2. A lot of people tell me they either don’t remember to water their plants, or they forget they watered them and water them too much. Whatever water needs your plant has, it is usually the most helpful to make watering part of a schedule that already exists for you. Once again this is most easily done with plants that want water when they are dry. Once a week is usually the standard for water when dry plants, and you can synchronize all your water when dry plants so they all get watered in the same day, this makes it so much more manageable for you. Even if your plants don’t need water once a week, checking routinely checking them with your finger will help you to gauge when watering will be best. With plants that want water more often, just make checking them part of your routine and you’ll be amazed at how easy it will become not to forget them, and how therapeutic caring for them can be for you.
3. Every time the season changes, plants know and their metabolism shifts to adapt to the change in temperature and humidity. As we are moving into summer all of the plants are speeding up their metabolisms and putting their focus in growth so they can eventually flower, if they are flowering plants.
It is important to know that any time it gets hot, our plants need more water, just like we do. A good rule to keep in mind if all of this feels overwhelming is that once you flip on your air conditioner, start checking your plants in between the watering schedule to see if they are drinking more water.

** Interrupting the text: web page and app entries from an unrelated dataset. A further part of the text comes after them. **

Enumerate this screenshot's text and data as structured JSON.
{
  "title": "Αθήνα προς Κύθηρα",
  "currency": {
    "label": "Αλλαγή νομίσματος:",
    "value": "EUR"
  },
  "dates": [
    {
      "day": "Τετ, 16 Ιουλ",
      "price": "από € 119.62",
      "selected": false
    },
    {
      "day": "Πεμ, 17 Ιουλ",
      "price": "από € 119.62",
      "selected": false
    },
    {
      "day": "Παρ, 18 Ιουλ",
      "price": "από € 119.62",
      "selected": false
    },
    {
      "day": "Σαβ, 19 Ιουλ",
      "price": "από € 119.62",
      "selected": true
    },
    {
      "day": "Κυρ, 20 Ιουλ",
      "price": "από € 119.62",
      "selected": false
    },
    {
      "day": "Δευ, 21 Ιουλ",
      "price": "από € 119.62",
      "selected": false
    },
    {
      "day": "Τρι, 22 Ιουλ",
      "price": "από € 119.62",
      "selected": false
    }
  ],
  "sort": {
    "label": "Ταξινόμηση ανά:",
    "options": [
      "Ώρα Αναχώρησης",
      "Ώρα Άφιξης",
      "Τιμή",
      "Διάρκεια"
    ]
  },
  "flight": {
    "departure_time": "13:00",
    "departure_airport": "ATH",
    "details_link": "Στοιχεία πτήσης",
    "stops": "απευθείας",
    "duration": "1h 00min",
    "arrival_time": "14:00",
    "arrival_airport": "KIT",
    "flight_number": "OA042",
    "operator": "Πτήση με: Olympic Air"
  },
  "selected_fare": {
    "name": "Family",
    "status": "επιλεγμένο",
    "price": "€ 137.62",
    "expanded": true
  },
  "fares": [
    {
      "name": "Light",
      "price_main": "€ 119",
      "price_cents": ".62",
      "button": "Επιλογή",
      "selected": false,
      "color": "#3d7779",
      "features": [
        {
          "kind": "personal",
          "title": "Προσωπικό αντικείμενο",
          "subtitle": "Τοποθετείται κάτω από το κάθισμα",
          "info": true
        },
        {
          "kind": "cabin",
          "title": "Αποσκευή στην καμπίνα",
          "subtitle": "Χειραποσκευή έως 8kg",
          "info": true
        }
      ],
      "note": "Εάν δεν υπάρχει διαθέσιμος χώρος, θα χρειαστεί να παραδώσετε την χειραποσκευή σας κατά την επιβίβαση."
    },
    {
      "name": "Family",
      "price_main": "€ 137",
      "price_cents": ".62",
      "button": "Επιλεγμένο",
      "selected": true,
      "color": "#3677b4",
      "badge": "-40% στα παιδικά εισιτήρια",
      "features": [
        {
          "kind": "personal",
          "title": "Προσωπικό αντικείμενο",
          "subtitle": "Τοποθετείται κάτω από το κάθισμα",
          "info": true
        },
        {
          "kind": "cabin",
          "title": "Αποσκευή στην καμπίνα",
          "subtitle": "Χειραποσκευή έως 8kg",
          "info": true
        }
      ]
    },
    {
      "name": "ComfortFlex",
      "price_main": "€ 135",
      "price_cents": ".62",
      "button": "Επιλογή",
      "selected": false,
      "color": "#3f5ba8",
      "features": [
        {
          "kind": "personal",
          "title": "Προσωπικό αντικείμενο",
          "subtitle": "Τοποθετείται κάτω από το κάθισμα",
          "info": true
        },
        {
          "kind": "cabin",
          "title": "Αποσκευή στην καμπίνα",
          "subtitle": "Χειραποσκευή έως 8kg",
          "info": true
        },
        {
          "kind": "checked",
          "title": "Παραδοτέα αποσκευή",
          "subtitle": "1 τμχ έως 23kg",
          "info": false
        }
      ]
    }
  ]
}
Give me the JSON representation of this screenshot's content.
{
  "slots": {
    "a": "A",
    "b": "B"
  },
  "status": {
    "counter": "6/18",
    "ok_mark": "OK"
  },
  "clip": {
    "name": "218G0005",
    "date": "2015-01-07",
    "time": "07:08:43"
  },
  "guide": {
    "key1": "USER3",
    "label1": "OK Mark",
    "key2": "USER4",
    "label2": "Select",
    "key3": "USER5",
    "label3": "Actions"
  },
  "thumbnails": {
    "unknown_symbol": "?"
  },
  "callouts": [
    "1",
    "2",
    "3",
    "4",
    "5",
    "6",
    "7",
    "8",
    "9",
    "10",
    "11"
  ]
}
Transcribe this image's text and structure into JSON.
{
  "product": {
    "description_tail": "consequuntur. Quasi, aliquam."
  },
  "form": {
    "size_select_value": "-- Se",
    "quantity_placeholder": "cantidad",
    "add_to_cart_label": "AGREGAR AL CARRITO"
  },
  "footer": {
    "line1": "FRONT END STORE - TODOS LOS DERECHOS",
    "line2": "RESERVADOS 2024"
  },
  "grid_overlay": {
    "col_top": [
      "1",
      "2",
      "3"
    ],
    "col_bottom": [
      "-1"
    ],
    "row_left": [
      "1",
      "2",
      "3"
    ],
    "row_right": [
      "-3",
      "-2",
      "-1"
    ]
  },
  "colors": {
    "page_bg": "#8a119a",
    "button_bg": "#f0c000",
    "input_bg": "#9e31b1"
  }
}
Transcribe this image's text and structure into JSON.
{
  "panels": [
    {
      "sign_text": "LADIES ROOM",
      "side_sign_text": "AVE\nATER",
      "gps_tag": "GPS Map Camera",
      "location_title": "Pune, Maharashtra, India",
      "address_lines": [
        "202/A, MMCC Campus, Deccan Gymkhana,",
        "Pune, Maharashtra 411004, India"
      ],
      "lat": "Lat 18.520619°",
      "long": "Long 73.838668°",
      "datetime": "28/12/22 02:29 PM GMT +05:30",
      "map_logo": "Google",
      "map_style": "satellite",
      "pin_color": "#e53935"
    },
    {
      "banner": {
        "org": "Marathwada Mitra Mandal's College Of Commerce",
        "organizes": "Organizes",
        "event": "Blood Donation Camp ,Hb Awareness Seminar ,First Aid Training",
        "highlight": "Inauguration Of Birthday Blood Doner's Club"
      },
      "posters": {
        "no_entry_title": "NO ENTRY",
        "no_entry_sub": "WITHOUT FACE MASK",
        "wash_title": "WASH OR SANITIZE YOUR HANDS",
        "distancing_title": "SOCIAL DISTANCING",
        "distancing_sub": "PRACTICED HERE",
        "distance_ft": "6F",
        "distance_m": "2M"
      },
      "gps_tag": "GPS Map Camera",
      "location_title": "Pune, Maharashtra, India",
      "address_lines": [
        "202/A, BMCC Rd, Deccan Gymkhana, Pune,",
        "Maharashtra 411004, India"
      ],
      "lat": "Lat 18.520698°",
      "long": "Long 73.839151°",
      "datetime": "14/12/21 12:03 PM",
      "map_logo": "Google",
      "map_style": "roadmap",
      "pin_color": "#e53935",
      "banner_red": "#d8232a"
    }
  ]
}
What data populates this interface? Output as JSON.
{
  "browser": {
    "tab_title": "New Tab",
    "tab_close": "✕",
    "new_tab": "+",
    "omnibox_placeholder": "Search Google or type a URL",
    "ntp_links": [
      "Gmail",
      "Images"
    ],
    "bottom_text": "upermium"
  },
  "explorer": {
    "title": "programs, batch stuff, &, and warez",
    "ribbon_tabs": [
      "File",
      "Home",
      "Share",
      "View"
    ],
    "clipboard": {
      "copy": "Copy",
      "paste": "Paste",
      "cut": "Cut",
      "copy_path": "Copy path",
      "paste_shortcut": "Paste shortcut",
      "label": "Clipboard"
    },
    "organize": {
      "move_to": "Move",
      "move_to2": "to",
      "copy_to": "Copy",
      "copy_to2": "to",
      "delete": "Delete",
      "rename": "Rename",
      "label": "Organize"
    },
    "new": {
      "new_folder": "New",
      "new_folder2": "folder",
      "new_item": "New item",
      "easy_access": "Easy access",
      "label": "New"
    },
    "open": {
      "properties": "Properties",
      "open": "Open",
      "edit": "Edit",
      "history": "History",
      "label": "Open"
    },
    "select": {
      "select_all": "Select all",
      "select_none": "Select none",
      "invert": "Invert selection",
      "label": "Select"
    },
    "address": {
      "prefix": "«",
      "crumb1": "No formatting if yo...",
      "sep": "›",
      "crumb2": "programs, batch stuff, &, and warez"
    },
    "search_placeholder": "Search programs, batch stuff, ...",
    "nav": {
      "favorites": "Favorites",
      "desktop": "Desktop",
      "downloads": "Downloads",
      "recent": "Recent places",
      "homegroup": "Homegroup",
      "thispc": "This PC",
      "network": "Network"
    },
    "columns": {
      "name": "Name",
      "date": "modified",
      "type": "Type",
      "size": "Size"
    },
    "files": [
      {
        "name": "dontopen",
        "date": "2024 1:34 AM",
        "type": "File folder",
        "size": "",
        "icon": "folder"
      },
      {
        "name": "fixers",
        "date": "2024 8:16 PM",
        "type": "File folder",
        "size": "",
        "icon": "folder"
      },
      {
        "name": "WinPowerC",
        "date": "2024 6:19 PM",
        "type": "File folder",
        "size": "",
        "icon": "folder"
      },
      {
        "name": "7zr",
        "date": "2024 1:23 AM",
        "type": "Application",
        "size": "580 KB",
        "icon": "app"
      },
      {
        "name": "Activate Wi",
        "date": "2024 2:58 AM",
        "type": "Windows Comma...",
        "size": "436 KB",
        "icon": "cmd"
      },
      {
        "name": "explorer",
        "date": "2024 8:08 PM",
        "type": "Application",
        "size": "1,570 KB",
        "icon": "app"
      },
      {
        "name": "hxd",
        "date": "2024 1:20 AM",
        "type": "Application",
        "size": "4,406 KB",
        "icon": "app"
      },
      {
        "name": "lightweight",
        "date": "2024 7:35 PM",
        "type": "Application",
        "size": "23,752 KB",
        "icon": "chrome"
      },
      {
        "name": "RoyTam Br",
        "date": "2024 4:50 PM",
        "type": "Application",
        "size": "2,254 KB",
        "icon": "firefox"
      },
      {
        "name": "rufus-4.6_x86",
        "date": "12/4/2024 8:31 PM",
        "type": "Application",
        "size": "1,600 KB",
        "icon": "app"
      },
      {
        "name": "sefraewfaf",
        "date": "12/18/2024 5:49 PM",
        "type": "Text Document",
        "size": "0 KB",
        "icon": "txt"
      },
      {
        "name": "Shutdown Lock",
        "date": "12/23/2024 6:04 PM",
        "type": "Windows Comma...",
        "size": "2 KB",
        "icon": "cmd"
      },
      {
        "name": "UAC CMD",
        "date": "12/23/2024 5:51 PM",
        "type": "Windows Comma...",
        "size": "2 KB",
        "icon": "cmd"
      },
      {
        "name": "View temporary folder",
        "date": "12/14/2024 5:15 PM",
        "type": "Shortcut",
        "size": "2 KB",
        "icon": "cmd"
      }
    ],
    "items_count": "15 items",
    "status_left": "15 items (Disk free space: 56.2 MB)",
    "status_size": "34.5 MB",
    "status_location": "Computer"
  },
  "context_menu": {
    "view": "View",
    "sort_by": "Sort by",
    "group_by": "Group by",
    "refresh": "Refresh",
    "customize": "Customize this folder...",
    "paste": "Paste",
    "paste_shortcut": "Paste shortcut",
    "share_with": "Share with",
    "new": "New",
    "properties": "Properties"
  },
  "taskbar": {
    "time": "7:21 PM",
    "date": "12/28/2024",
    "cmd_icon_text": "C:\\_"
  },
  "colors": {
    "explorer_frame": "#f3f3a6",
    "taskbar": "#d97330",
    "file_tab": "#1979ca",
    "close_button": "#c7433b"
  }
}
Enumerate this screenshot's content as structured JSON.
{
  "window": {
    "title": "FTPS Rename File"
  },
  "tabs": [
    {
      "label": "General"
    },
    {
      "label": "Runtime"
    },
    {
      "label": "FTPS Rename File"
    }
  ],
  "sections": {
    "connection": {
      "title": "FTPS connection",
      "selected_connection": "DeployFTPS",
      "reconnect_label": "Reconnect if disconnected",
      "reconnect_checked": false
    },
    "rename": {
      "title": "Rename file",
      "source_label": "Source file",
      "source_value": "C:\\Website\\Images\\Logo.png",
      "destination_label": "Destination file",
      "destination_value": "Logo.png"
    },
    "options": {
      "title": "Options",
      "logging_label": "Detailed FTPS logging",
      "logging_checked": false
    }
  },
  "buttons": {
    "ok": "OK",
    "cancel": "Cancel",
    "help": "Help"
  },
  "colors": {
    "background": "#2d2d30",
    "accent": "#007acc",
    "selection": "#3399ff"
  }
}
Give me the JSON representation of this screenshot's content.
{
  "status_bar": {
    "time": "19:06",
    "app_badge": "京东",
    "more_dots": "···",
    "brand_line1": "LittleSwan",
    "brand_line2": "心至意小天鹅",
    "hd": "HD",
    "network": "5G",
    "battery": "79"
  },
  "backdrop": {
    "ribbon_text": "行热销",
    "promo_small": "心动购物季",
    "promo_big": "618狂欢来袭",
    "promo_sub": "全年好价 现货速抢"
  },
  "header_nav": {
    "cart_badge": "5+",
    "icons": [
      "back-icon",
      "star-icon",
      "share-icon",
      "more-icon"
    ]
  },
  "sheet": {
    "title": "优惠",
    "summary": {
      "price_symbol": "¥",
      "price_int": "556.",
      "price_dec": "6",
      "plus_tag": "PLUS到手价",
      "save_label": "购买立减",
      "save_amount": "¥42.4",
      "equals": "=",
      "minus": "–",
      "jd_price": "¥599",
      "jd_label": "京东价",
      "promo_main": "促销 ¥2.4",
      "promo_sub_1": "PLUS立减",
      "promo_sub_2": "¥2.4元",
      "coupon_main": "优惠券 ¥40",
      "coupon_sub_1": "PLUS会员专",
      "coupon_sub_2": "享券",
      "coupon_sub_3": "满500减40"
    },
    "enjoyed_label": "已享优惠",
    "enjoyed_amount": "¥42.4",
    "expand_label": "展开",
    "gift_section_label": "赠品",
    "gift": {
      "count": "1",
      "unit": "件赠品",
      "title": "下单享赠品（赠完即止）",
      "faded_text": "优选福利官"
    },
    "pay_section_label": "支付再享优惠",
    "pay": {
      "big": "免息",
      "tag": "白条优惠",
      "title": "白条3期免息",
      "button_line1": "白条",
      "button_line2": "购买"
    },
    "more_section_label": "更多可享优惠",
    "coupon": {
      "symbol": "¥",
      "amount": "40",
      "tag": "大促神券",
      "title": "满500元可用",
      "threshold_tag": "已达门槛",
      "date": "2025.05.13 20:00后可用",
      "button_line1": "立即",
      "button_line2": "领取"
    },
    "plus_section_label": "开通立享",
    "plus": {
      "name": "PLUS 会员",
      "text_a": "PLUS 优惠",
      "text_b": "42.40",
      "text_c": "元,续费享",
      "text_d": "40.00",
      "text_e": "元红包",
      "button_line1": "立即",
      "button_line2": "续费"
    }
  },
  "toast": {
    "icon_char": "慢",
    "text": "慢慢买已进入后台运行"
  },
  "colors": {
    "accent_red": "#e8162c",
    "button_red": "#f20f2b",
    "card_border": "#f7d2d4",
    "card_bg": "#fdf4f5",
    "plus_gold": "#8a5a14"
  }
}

Don’t think that because you are keeping the the temperature in your environment cooler with the air conditioner, that the plants won’t still want more water, because the air conditioner actually absorbs more moisture from the air and even though it is cooler, the plants will still get thirsty faster. I will go more into air conditioners and swamp coolers in my next post.
In conclusion, simply realize that it is easy to get into a watering routine and then not realize that our plants are shifting their needs, this makes it easy to over or underwater if we are not keeping an eye on them and touching the soil. I will do a post later on on water needs specific to the seasons
4. Another thing I hear quite often when a couple comes into my shop is that they killed a plant because they didn’t realize the other person already watered, or because they assumed they did water it when in fact, they didn’t. It is never a good idea to have two people watering the same plants. If you are in a situation where you want to take care of plants with someone, decide together which plants each of yo will be responsible for and communicate if for some reason either of of had to change the plan. But once again it all goes back to my fail safe for proper watering…never do it until you put your finger in the dirt and see what the soil tells you, two inches down will do the trick.
In closing, I want to add another very important fact about water. If you have a water softener in your home, you need to use your outside water for your plants. Generally, they do not link water softeners to outdoor faucets because the water is not good for the plants. So, this is something to be aware of.
I welcome any questions or comments on this topic. I kept it relatively short, but you could literally write a book about watering plants and I can get as specific as anyone would like if you have a plant your are curious about. Also, never hesitate to do some research online about your plant, plants you are thinking about getting or if you want to find out what kind of plants meet the watering requirements that work for you.
Here’s to more green thumbs indoors:)